(Exercise details): Go through the data and copy every line in which "بندی" appears.

-- Opening Marker --

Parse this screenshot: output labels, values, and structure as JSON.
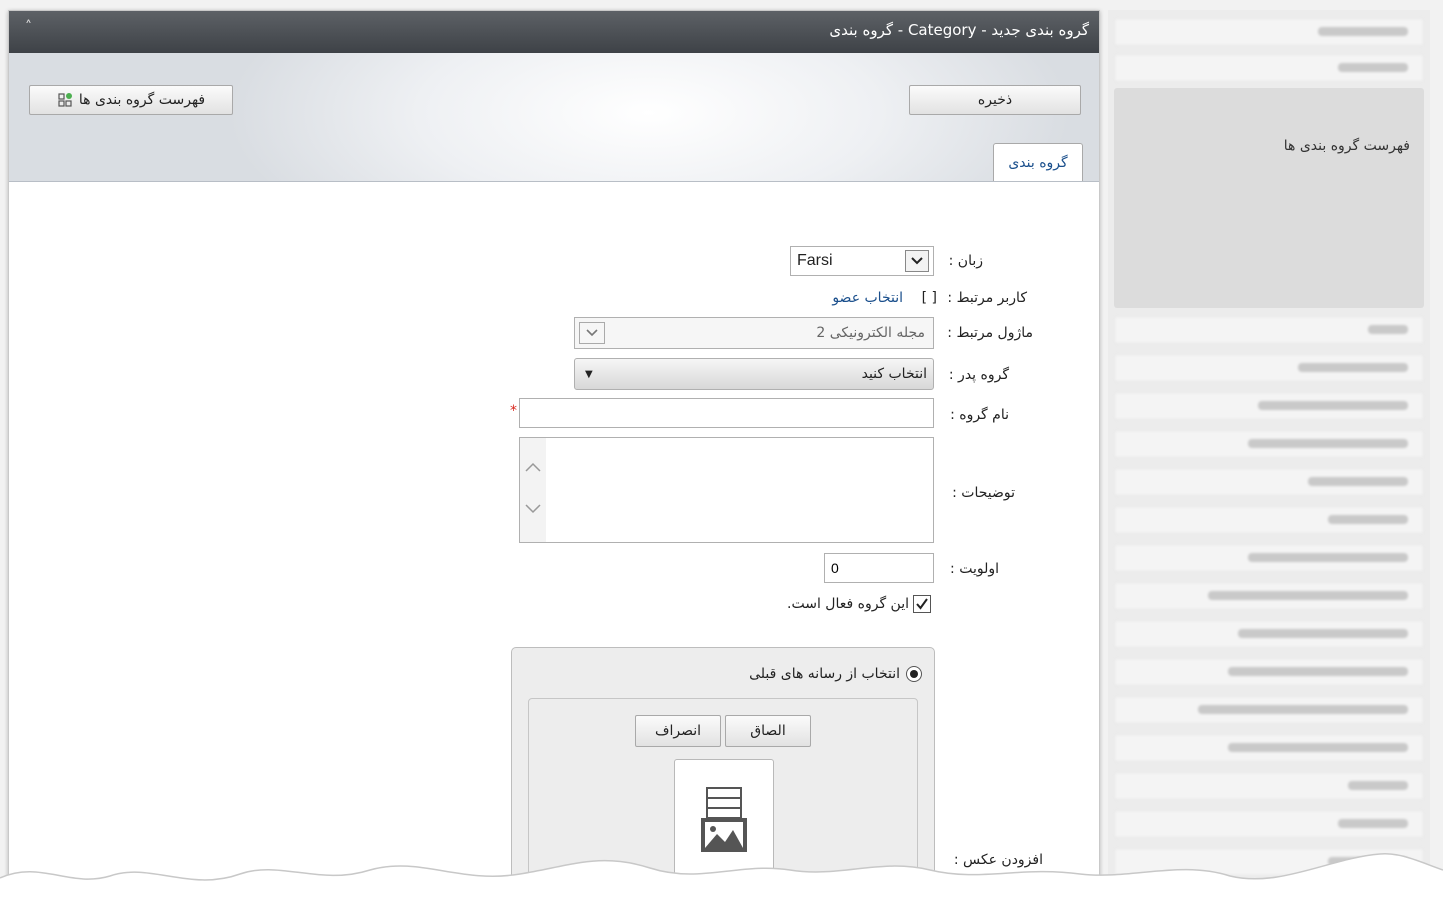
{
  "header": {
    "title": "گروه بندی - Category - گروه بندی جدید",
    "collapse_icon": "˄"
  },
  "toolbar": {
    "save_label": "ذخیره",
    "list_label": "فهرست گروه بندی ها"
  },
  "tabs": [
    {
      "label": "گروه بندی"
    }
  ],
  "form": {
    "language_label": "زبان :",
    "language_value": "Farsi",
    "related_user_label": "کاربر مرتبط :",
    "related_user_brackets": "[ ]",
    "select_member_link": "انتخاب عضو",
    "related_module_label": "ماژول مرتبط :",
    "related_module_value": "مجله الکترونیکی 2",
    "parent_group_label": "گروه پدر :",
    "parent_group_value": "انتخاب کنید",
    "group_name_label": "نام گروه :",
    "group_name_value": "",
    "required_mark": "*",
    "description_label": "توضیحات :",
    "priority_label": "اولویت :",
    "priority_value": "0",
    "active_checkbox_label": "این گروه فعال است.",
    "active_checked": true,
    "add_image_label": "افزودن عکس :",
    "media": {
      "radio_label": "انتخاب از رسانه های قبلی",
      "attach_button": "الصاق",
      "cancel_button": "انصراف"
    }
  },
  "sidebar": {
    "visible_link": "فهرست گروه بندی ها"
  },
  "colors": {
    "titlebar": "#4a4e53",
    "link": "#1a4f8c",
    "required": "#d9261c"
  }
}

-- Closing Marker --
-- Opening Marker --

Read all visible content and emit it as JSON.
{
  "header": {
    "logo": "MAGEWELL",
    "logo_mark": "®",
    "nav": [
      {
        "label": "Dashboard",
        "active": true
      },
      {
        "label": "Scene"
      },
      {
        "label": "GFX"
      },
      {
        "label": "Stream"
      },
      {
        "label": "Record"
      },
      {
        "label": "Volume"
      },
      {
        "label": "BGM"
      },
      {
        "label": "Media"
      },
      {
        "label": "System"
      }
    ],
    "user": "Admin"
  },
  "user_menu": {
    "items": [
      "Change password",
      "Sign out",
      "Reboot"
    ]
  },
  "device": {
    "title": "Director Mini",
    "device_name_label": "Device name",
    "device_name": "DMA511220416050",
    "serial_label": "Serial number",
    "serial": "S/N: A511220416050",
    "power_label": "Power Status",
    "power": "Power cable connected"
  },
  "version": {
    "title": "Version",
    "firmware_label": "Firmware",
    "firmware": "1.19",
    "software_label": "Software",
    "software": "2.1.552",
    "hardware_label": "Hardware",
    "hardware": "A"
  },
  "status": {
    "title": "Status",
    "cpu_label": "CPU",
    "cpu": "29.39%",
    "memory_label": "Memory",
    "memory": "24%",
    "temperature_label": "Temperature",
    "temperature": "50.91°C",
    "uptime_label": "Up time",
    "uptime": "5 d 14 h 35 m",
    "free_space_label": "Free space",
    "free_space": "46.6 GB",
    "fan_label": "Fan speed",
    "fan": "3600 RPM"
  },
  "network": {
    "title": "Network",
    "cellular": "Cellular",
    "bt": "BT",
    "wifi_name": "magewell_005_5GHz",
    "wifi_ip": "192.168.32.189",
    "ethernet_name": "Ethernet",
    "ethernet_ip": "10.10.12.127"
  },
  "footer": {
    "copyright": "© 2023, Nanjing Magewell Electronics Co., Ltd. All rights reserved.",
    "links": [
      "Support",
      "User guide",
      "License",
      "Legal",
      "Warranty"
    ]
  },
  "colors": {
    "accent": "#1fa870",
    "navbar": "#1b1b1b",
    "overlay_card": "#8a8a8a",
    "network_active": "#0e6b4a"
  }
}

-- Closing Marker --
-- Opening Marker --

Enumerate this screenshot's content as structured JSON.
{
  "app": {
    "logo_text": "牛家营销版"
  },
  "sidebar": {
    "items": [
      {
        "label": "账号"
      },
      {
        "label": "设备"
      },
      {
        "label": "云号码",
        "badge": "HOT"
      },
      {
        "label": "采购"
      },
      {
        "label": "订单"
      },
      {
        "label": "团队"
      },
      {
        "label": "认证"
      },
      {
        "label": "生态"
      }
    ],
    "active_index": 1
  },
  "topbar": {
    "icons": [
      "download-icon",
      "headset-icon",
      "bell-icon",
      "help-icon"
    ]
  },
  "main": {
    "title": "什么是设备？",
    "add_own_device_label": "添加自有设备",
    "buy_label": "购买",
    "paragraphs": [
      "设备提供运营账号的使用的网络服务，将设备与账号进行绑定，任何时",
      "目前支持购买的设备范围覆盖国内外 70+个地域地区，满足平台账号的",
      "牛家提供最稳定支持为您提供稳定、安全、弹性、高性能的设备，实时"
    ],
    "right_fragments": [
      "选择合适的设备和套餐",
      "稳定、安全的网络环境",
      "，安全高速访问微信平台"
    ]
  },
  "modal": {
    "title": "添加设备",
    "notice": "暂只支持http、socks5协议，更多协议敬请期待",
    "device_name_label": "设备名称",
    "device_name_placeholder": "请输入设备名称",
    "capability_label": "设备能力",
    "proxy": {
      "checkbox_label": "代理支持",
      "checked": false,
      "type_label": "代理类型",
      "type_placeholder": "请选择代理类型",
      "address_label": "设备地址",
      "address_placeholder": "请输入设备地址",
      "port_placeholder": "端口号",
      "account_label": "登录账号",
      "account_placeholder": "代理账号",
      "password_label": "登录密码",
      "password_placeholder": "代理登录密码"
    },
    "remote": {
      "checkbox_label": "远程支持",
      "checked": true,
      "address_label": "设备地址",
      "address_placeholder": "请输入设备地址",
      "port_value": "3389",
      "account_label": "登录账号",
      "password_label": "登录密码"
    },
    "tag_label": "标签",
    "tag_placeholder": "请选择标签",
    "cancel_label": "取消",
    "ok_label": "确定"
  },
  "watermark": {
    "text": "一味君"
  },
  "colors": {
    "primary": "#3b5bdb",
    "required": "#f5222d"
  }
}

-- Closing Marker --

(Response to this task):
    "title": "گروه بندی - Category - گروه بندی جدید",
    "list_label": "فهرست گروه بندی ها"
      "label": "گروه بندی"
    "visible_link": "فهرست گروه بندی ها"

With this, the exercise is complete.